Another Lesson from the BP Disaster: The Need for Better Risk Assessment
Apparently, the lease grant to BP was exempted from environmental review, according to the Washington Post’s Juliet Eilperin:
The decision by the department’s Minerals Management Service (MMS) to give BP’s lease at Deepwater Horizon a “categorical exclusion” from the National Environmental Policy Act (NEPA) on April 6, 2009 — and BP’s lobbying efforts just 11 days before the explosion to expand those exemptions — show that neither federal regulators nor the company anticipated an accident of the scale of the one unfolding in the gulf.
The reason was the allegedly minimal risk of harm from an oil spill:
In one assessment, the agency estimated that “a large oil spill” from a platform would not exceed a total of 1,500 barrels and that a “deepwater spill,” occurring “offshore of the inner Continental shelf,” would not reach the coast. In another assessment, it defined the most likely large spill as totaling 4,600 barrels and forecast that it would largely dissipate within 10 days and would be unlikely to make landfall.
This is actually all-too-typical of the lousy job that agencies do at risk analysis in conducting environmental reviews, as I have discussed elsewhere. Here are some prescriptions for fixing this problem.
- Where possible, confidence intervals should be provided for critical data.
- When the agency relies on formal modeling, validation issues should be directly addressed.
- Whether or not a formal model is used, the agency should discuss the limitations of current understanding of system dynamics and conflicting models found in the scientific literature.
- Rather than relying solely on model output as a basis for evaluating risk, the agency should give explicit attention to model uncertainty.
- The agency’s reasoning should be transparent and model assumptions should be clearly stated.
- Where the agency has proposed a major project or regulatory initiative, and a possible catastrophic risk could attend that action, the agency should at least obtain a peer review of its analysis and ideally should procure a risk assessment from an independent body.
- Courts should not second-guess an agency’s scientific judgments, but neither should they allow expertise to function as a smokescreen for any agency’s failure to probe the relevant science in depth, explore opposing viewpoints, and candidly disclose analytic uncertainties.

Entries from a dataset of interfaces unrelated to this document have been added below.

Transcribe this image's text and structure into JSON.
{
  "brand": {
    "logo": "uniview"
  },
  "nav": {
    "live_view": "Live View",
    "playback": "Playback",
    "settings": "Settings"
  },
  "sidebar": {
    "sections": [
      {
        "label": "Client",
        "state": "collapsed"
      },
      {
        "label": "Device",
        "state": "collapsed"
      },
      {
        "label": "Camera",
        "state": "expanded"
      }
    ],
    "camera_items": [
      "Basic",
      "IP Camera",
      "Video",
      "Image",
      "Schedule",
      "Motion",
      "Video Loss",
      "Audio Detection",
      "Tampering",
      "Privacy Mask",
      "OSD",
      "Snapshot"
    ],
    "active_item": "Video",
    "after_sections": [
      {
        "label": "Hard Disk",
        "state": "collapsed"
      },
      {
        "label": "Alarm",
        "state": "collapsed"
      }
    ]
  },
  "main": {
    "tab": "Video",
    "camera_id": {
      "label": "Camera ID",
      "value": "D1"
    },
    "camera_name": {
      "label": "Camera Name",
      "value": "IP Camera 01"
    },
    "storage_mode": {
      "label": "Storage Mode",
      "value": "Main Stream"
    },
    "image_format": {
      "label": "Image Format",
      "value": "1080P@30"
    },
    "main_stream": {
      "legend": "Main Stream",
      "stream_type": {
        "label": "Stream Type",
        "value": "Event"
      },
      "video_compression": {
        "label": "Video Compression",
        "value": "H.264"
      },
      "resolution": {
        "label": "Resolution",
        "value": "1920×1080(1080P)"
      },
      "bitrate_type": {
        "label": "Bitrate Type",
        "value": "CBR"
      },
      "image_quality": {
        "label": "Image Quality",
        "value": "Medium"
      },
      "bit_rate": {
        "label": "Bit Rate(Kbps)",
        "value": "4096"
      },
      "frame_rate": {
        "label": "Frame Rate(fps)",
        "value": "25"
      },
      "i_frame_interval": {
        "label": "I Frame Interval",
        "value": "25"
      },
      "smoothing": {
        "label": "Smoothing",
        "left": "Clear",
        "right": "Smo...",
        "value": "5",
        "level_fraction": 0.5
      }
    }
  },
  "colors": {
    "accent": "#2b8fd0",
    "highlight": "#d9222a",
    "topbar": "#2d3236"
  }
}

Dan Farber has written and taught on environmental and constitutional law as well as about contracts, jurisprudence and legislation. Currently at Berkeley Law, he has al…READ more